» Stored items
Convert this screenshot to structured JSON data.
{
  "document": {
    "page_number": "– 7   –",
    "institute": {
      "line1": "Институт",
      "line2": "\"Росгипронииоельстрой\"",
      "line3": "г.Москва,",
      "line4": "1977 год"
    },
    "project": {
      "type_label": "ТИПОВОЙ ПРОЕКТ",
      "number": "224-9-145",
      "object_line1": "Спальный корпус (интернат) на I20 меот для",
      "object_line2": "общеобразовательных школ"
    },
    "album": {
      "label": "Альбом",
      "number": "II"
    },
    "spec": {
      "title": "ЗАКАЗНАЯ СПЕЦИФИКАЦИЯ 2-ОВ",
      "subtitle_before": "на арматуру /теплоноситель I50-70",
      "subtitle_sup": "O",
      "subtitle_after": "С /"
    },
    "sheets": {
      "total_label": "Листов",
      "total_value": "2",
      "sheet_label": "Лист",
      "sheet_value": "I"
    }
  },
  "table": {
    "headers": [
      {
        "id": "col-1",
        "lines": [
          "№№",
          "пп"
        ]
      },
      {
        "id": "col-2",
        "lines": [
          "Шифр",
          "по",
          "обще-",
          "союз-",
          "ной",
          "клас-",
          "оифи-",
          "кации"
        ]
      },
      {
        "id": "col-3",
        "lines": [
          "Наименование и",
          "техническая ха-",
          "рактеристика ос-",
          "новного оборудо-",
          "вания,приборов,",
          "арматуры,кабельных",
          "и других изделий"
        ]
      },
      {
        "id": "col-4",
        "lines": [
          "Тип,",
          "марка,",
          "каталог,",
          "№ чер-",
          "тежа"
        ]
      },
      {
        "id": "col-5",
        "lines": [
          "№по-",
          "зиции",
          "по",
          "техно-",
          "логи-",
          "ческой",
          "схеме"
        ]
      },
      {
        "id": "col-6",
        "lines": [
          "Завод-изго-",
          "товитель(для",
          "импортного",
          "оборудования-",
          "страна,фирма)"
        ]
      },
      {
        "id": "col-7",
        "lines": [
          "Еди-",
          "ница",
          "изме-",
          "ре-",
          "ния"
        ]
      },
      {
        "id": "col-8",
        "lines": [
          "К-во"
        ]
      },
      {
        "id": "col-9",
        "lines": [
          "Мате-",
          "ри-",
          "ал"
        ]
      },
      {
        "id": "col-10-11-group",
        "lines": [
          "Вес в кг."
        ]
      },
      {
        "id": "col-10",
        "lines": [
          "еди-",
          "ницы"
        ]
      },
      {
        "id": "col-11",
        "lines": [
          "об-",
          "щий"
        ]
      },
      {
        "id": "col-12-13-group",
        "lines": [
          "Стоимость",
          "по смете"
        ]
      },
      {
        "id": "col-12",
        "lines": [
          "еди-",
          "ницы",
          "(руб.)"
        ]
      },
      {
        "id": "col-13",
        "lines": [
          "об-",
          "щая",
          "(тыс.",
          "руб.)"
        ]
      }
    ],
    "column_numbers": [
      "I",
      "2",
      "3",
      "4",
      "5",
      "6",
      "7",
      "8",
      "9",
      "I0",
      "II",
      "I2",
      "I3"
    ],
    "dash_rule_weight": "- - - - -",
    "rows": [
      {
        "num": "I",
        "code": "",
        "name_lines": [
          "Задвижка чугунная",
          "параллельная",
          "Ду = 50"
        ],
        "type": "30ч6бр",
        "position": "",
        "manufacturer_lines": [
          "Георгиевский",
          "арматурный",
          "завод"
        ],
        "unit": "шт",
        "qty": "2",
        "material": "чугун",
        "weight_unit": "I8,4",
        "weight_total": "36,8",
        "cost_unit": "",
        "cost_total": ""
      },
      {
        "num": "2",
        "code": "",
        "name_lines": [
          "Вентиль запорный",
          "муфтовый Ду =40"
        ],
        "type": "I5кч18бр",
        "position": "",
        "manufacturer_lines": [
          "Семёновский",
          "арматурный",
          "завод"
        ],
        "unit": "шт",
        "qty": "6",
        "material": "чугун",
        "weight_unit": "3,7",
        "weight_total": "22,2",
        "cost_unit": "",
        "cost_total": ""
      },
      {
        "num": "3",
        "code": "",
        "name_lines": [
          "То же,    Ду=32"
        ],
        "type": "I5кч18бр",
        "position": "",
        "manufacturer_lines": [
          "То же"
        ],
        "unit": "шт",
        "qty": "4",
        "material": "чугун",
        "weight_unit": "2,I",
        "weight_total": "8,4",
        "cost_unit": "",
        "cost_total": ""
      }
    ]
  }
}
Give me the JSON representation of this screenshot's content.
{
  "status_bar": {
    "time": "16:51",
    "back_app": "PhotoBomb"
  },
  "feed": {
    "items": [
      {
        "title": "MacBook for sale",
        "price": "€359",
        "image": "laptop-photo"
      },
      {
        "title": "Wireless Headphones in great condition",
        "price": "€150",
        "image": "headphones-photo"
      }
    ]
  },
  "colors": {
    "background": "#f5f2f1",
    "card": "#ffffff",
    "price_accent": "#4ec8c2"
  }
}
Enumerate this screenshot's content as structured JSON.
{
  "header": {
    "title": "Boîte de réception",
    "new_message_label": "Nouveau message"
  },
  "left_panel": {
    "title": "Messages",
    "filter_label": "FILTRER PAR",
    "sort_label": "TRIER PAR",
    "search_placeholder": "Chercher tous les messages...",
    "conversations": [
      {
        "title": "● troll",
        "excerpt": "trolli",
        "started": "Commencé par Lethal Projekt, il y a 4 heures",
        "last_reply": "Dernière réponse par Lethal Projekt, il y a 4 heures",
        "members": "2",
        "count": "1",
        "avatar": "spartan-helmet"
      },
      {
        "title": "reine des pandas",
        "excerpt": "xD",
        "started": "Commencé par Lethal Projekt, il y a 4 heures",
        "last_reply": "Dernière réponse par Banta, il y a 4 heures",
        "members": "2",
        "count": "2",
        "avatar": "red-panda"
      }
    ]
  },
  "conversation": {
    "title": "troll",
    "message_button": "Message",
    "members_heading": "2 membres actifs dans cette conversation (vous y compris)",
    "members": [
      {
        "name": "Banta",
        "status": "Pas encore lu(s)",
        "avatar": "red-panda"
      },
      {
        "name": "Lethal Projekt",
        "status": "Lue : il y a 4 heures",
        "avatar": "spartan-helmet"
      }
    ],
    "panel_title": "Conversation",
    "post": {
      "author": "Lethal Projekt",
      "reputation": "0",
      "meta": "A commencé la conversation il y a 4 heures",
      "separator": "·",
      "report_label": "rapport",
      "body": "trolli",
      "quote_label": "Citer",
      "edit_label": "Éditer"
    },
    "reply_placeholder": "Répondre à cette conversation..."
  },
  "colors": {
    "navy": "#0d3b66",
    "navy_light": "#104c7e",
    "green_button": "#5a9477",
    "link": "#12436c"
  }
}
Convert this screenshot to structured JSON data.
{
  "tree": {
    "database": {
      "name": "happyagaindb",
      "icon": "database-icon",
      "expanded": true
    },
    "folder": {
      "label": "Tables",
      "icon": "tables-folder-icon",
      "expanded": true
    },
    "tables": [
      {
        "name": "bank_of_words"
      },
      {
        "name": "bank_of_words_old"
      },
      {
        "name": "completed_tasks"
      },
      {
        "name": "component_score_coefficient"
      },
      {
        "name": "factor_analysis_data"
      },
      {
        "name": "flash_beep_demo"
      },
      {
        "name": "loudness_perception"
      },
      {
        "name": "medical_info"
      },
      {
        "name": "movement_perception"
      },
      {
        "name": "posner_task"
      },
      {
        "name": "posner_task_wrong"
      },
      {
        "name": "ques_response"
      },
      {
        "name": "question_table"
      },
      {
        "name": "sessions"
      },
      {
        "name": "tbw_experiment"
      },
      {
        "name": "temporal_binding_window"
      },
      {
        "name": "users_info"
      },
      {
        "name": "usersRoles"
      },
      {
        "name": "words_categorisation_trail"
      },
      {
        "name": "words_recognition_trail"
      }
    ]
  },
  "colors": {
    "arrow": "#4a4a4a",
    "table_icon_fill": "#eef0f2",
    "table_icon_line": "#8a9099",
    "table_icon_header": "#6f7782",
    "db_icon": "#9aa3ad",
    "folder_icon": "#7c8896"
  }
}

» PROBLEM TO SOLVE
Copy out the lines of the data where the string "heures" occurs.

» OUTPUT OF THE TASK
        "started": "Commencé par Lethal Projekt, il y a 4 heures",
        "last_reply": "Dernière réponse par Lethal Projekt, il y a 4 heures",
        "started": "Commencé par Lethal Projekt, il y a 4 heures",
        "last_reply": "Dernière réponse par Banta, il y a 4 heures",
        "status": "Lue : il y a 4 heures",
      "meta": "A commencé la conversation il y a 4 heures",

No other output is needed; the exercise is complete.